Ashleigh Nave THE SMALL, carpeted room to the left of the entrance to the mosque is filled with girls my age and younger, kneeling in in an oval shape on the floor. Their youth group has just finished meeting when my friend escorts me in. She introduces me, and lets me explain why I’ve come… Read More New Orleans’ Hidden Community
Elizabeth Hopmann “THE CLIMATE CRISIS is what’s to come for our generation; and [adults,] failing to realize that they aren’t dead yet, either turn a blind eye, or lay the responsibility of this human made crisis on the shoulders of children.” States 12 year old Ida Schenck, when she addressed the New Orleans climate rally… Read More Does It Weigh On You At All?

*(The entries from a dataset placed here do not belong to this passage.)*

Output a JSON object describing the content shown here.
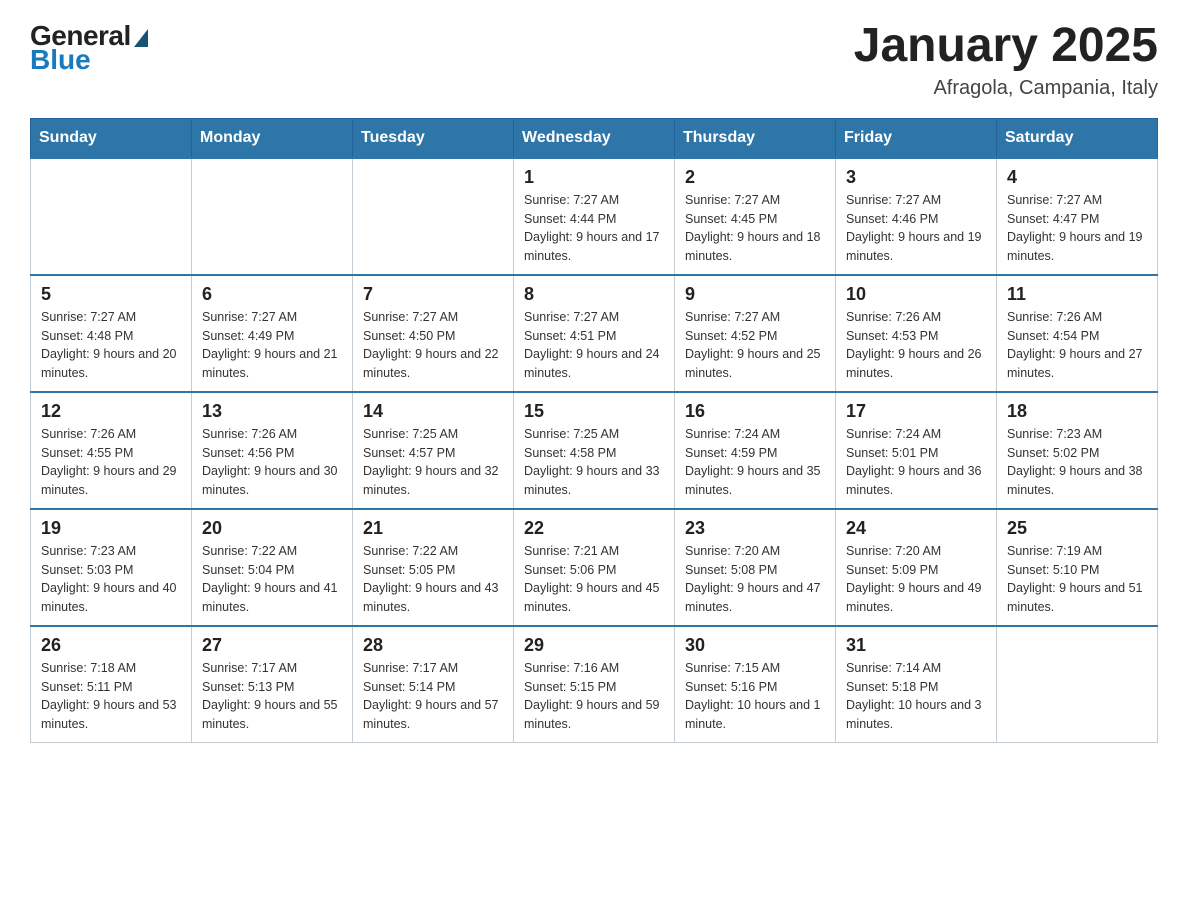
{
  "header": {
    "logo": {
      "general": "General",
      "blue": "Blue"
    },
    "title": "January 2025",
    "location": "Afragola, Campania, Italy"
  },
  "days_of_week": [
    "Sunday",
    "Monday",
    "Tuesday",
    "Wednesday",
    "Thursday",
    "Friday",
    "Saturday"
  ],
  "weeks": [
    [
      {
        "day": "",
        "info": ""
      },
      {
        "day": "",
        "info": ""
      },
      {
        "day": "",
        "info": ""
      },
      {
        "day": "1",
        "info": "Sunrise: 7:27 AM\nSunset: 4:44 PM\nDaylight: 9 hours\nand 17 minutes."
      },
      {
        "day": "2",
        "info": "Sunrise: 7:27 AM\nSunset: 4:45 PM\nDaylight: 9 hours\nand 18 minutes."
      },
      {
        "day": "3",
        "info": "Sunrise: 7:27 AM\nSunset: 4:46 PM\nDaylight: 9 hours\nand 19 minutes."
      },
      {
        "day": "4",
        "info": "Sunrise: 7:27 AM\nSunset: 4:47 PM\nDaylight: 9 hours\nand 19 minutes."
      }
    ],
    [
      {
        "day": "5",
        "info": "Sunrise: 7:27 AM\nSunset: 4:48 PM\nDaylight: 9 hours\nand 20 minutes."
      },
      {
        "day": "6",
        "info": "Sunrise: 7:27 AM\nSunset: 4:49 PM\nDaylight: 9 hours\nand 21 minutes."
      },
      {
        "day": "7",
        "info": "Sunrise: 7:27 AM\nSunset: 4:50 PM\nDaylight: 9 hours\nand 22 minutes."
      },
      {
        "day": "8",
        "info": "Sunrise: 7:27 AM\nSunset: 4:51 PM\nDaylight: 9 hours\nand 24 minutes."
      },
      {
        "day": "9",
        "info": "Sunrise: 7:27 AM\nSunset: 4:52 PM\nDaylight: 9 hours\nand 25 minutes."
      },
      {
        "day": "10",
        "info": "Sunrise: 7:26 AM\nSunset: 4:53 PM\nDaylight: 9 hours\nand 26 minutes."
      },
      {
        "day": "11",
        "info": "Sunrise: 7:26 AM\nSunset: 4:54 PM\nDaylight: 9 hours\nand 27 minutes."
      }
    ],
    [
      {
        "day": "12",
        "info": "Sunrise: 7:26 AM\nSunset: 4:55 PM\nDaylight: 9 hours\nand 29 minutes."
      },
      {
        "day": "13",
        "info": "Sunrise: 7:26 AM\nSunset: 4:56 PM\nDaylight: 9 hours\nand 30 minutes."
      },
      {
        "day": "14",
        "info": "Sunrise: 7:25 AM\nSunset: 4:57 PM\nDaylight: 9 hours\nand 32 minutes."
      },
      {
        "day": "15",
        "info": "Sunrise: 7:25 AM\nSunset: 4:58 PM\nDaylight: 9 hours\nand 33 minutes."
      },
      {
        "day": "16",
        "info": "Sunrise: 7:24 AM\nSunset: 4:59 PM\nDaylight: 9 hours\nand 35 minutes."
      },
      {
        "day": "17",
        "info": "Sunrise: 7:24 AM\nSunset: 5:01 PM\nDaylight: 9 hours\nand 36 minutes."
      },
      {
        "day": "18",
        "info": "Sunrise: 7:23 AM\nSunset: 5:02 PM\nDaylight: 9 hours\nand 38 minutes."
      }
    ],
    [
      {
        "day": "19",
        "info": "Sunrise: 7:23 AM\nSunset: 5:03 PM\nDaylight: 9 hours\nand 40 minutes."
      },
      {
        "day": "20",
        "info": "Sunrise: 7:22 AM\nSunset: 5:04 PM\nDaylight: 9 hours\nand 41 minutes."
      },
      {
        "day": "21",
        "info": "Sunrise: 7:22 AM\nSunset: 5:05 PM\nDaylight: 9 hours\nand 43 minutes."
      },
      {
        "day": "22",
        "info": "Sunrise: 7:21 AM\nSunset: 5:06 PM\nDaylight: 9 hours\nand 45 minutes."
      },
      {
        "day": "23",
        "info": "Sunrise: 7:20 AM\nSunset: 5:08 PM\nDaylight: 9 hours\nand 47 minutes."
      },
      {
        "day": "24",
        "info": "Sunrise: 7:20 AM\nSunset: 5:09 PM\nDaylight: 9 hours\nand 49 minutes."
      },
      {
        "day": "25",
        "info": "Sunrise: 7:19 AM\nSunset: 5:10 PM\nDaylight: 9 hours\nand 51 minutes."
      }
    ],
    [
      {
        "day": "26",
        "info": "Sunrise: 7:18 AM\nSunset: 5:11 PM\nDaylight: 9 hours\nand 53 minutes."
      },
      {
        "day": "27",
        "info": "Sunrise: 7:17 AM\nSunset: 5:13 PM\nDaylight: 9 hours\nand 55 minutes."
      },
      {
        "day": "28",
        "info": "Sunrise: 7:17 AM\nSunset: 5:14 PM\nDaylight: 9 hours\nand 57 minutes."
      },
      {
        "day": "29",
        "info": "Sunrise: 7:16 AM\nSunset: 5:15 PM\nDaylight: 9 hours\nand 59 minutes."
      },
      {
        "day": "30",
        "info": "Sunrise: 7:15 AM\nSunset: 5:16 PM\nDaylight: 10 hours\nand 1 minute."
      },
      {
        "day": "31",
        "info": "Sunrise: 7:14 AM\nSunset: 5:18 PM\nDaylight: 10 hours\nand 3 minutes."
      },
      {
        "day": "",
        "info": ""
      }
    ]
  ]
}
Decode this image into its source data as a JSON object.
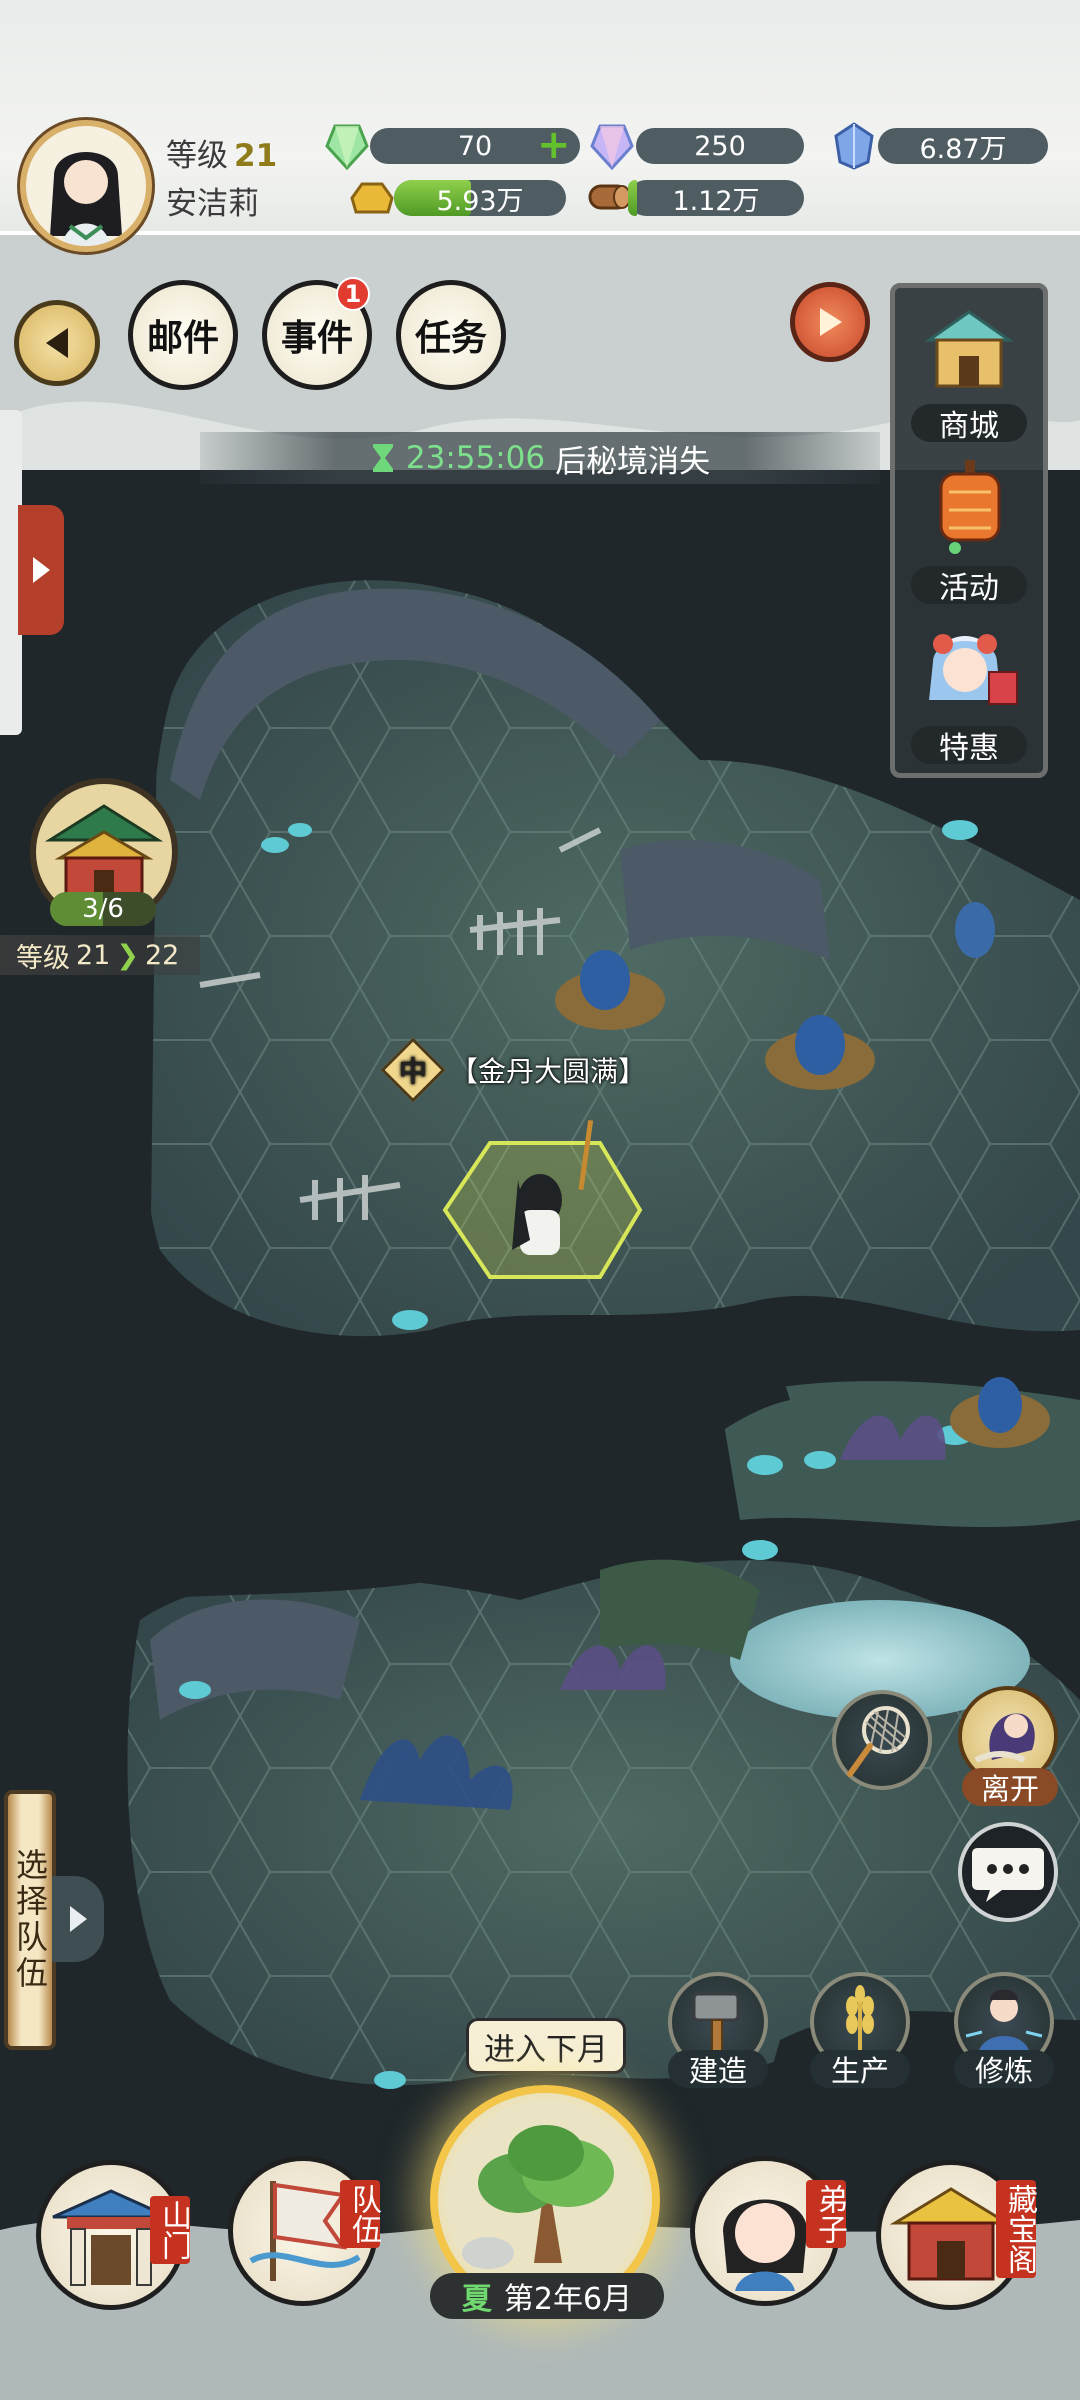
{
  "player": {
    "level_label": "等级",
    "level": "21",
    "name": "安洁莉"
  },
  "resources": {
    "spirit_stone_green": "70",
    "spirit_stone_rainbow": "250",
    "crystal": "6.87万",
    "gold": "5.93万",
    "wood": "1.12万"
  },
  "resource_fill": {
    "gold": 0.45,
    "wood": 0.05
  },
  "toolbar": {
    "mail_label": "邮件",
    "events_label": "事件",
    "events_badge": "1",
    "tasks_label": "任务"
  },
  "timer": {
    "time": "23:55:06",
    "text": "后秘境消失"
  },
  "side_menu": {
    "shop": "商城",
    "activity": "活动",
    "special": "特惠"
  },
  "sect": {
    "count": "3/6",
    "count_fill": 0.5,
    "level_label": "等级",
    "level_from": "21",
    "level_to": "22"
  },
  "hero": {
    "tag": "中",
    "realm": "【金丹大圆满】"
  },
  "team": {
    "select_label": "选择队伍"
  },
  "actions": {
    "leave": "离开",
    "build": "建造",
    "produce": "生产",
    "cultivate": "修炼"
  },
  "bottom_nav": {
    "gate": "山门",
    "team": "队伍",
    "disciples": "弟子",
    "treasury": "藏宝阁",
    "next_month": "进入下月",
    "season": "夏",
    "date": "第2年6月"
  },
  "colors": {
    "fog_dark": "#1f272b",
    "hex_floor": "#3f5a54",
    "highlight_hex": "#c9d94a",
    "accent_green": "#8fd04c",
    "badge_red": "#e23b2f"
  }
}
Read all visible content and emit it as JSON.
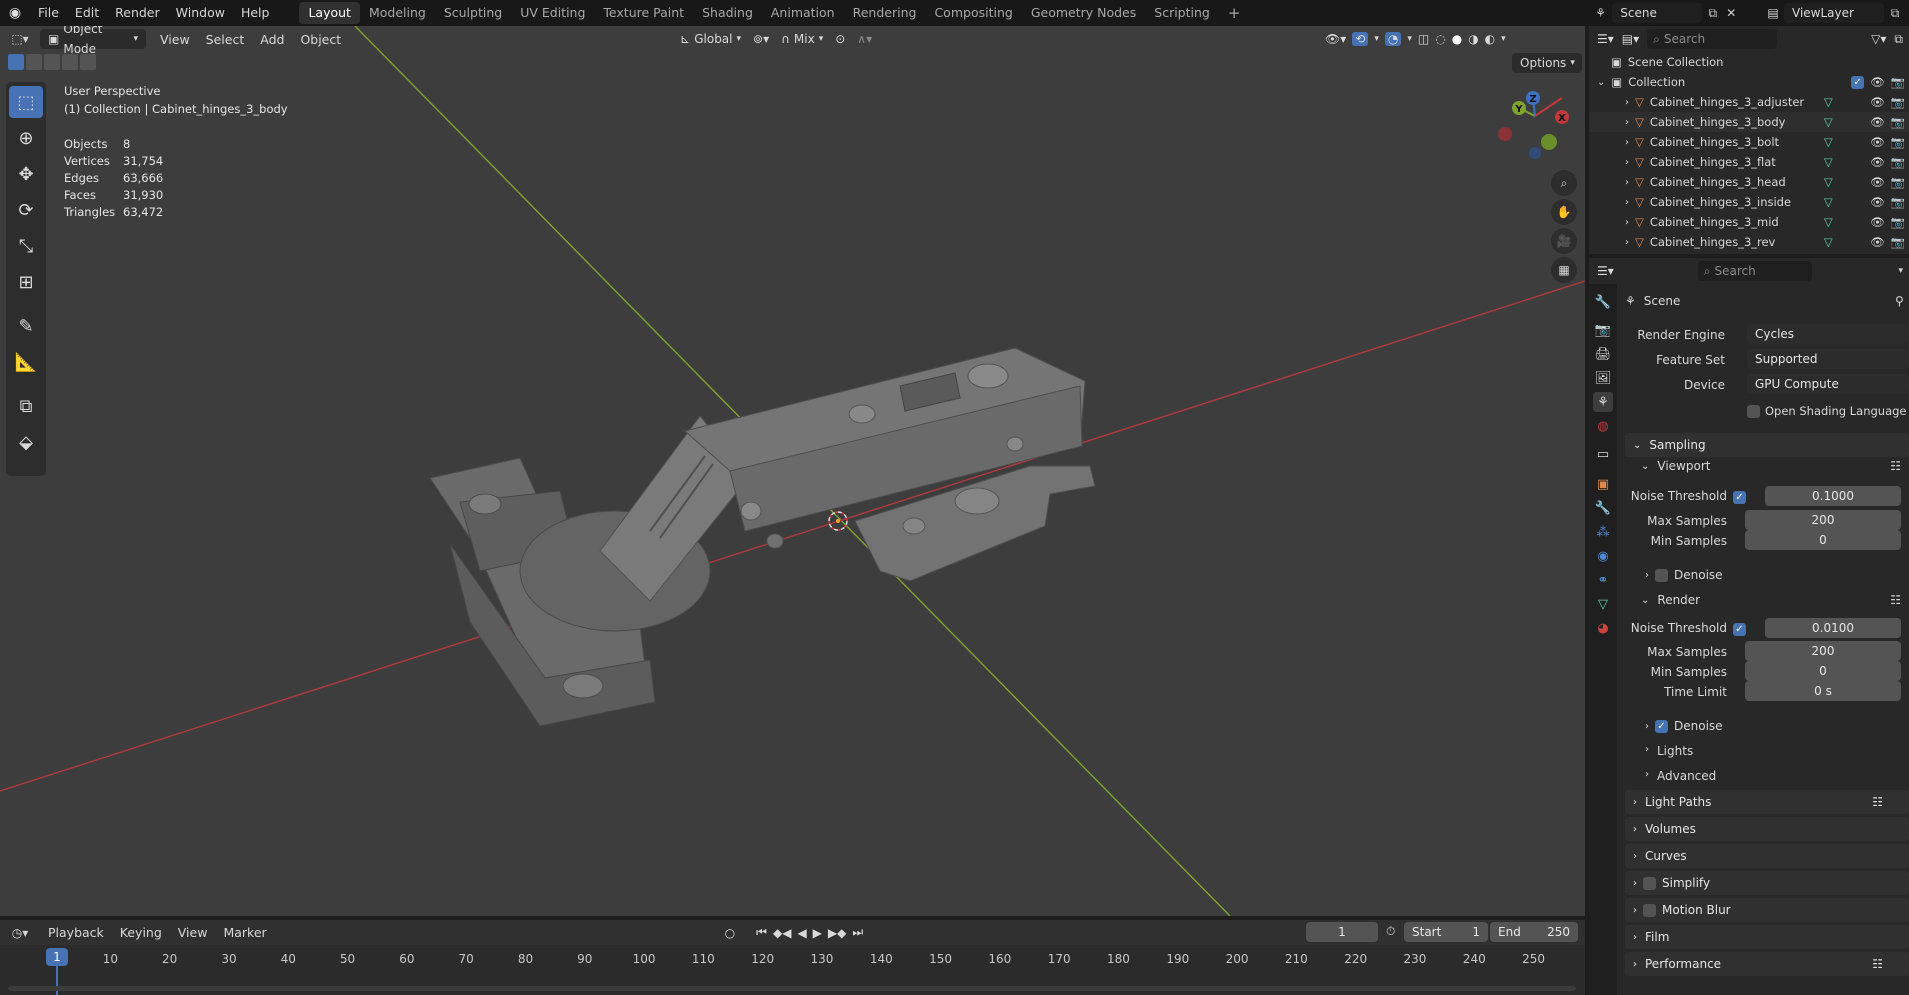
{
  "topbar": {
    "menus": [
      "File",
      "Edit",
      "Render",
      "Window",
      "Help"
    ],
    "workspaces": [
      "Layout",
      "Modeling",
      "Sculpting",
      "UV Editing",
      "Texture Paint",
      "Shading",
      "Animation",
      "Rendering",
      "Compositing",
      "Geometry Nodes",
      "Scripting"
    ],
    "active_workspace": "Layout",
    "add_workspace": "+",
    "scene_name": "Scene",
    "view_layer": "ViewLayer"
  },
  "viewport": {
    "mode": "Object Mode",
    "menus": [
      "View",
      "Select",
      "Add",
      "Object"
    ],
    "orientation": "Global",
    "snap_mode": "Mix",
    "options_label": "Options",
    "perspective_label": "User Perspective",
    "collection_label": "(1) Collection | Cabinet_hinges_3_body",
    "stats": [
      {
        "key": "Objects",
        "value": "8"
      },
      {
        "key": "Vertices",
        "value": "31,754"
      },
      {
        "key": "Edges",
        "value": "63,666"
      },
      {
        "key": "Faces",
        "value": "31,930"
      },
      {
        "key": "Triangles",
        "value": "63,472"
      }
    ],
    "gizmo": {
      "x": "X",
      "y": "Y",
      "z": "Z"
    }
  },
  "outliner": {
    "search_placeholder": "Search",
    "scene_collection": "Scene Collection",
    "collection": "Collection",
    "objects": [
      "Cabinet_hinges_3_adjuster",
      "Cabinet_hinges_3_body",
      "Cabinet_hinges_3_bolt",
      "Cabinet_hinges_3_flat",
      "Cabinet_hinges_3_head",
      "Cabinet_hinges_3_inside",
      "Cabinet_hinges_3_mid",
      "Cabinet_hinges_3_rev"
    ]
  },
  "properties": {
    "search_placeholder": "Search",
    "context": "Scene",
    "render_engine_label": "Render Engine",
    "render_engine": "Cycles",
    "feature_set_label": "Feature Set",
    "feature_set": "Supported",
    "device_label": "Device",
    "device": "GPU Compute",
    "osl_label": "Open Shading Language",
    "sampling": "Sampling",
    "viewport": "Viewport",
    "noise_threshold_label": "Noise Threshold",
    "viewport_noise_threshold": "0.1000",
    "max_samples_label": "Max Samples",
    "viewport_max_samples": "200",
    "min_samples_label": "Min Samples",
    "viewport_min_samples": "0",
    "denoise_label": "Denoise",
    "render": "Render",
    "render_noise_threshold": "0.0100",
    "render_max_samples": "200",
    "render_min_samples": "0",
    "time_limit_label": "Time Limit",
    "time_limit": "0 s",
    "lights": "Lights",
    "advanced": "Advanced",
    "light_paths": "Light Paths",
    "volumes": "Volumes",
    "curves": "Curves",
    "simplify": "Simplify",
    "motion_blur": "Motion Blur",
    "film": "Film",
    "performance": "Performance"
  },
  "timeline": {
    "menus": [
      "Playback",
      "Keying",
      "View",
      "Marker"
    ],
    "current_frame": "1",
    "start_label": "Start",
    "start": "1",
    "end_label": "End",
    "end": "250",
    "ticks": [
      "1",
      "10",
      "20",
      "30",
      "40",
      "50",
      "60",
      "70",
      "80",
      "90",
      "100",
      "110",
      "120",
      "130",
      "140",
      "150",
      "160",
      "170",
      "180",
      "190",
      "200",
      "210",
      "220",
      "230",
      "240",
      "250"
    ]
  },
  "colors": {
    "accent": "#4772b3",
    "x_axis": "#c0393b",
    "y_axis": "#7ea32f",
    "mesh_icon": "#e0894a",
    "data_icon": "#5fcfa0"
  }
}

Peter Osterlund TULANE UNIVERSITY is supposed to be a safe space for all students. College campus life in general is supposed to be a nurturing learning environment, allowing for personal growth and exploration. That is what an ideal college campus would look like. But a 2015 poll conducted by the Washington Post found that “20… Read More Campus Climate Change
Bridgette Valenti IN THE LEONIDAS neighborhood of Uptown New Orleans, three blocks down from South Claiborne Avenue, sits a small, unremarkable cafe with an even smaller sign, reading “Nola Vegan.” A pedestrian walking by might not notice it’s there at all. The exterior gives almost no indication of the surprising things happening inside the barred… Read More Fostering Understanding: New Orleans Takes Initiatives to Help Foster Kids
Jon Klein FOR AS LONG as I’ve followed basketball, I’ve never known a team to quietly exist in ambiguity in the NBA for as long as the New Orleans Pelicans have. With generational superstars coming few and far between, this team has had talent pass through its organization like a sail boat on Lake Pontchartrain.… Read More Bayou a Bucket Checking in on New Orleans’ Second Favorite Sports Team
Bowen Liu “THE CHINESE started to leave around the 1950s as Bourbon Street gained more and more attention. Nearly all traces that could be used to prove the existence of a Chinatown are gone,” says Winston Ho, a Chinese American who was born and raised in New Orleans. He has a PHD in History at… Read More Chinese Americans and Chinatowns: When They No Longer Need Each Other
Molly Kellogg THE ROOM is painted an off-white. Four walls. 3,057 bricks, but you’ll never stop counting. There aren’t any windows, so you can’t see the sky. But when it rains, the smell seeps in through the bricks. The AC broke months ago, so the sweat just layers and re-layers on your skin. When you… Read More A Cell of One’s Own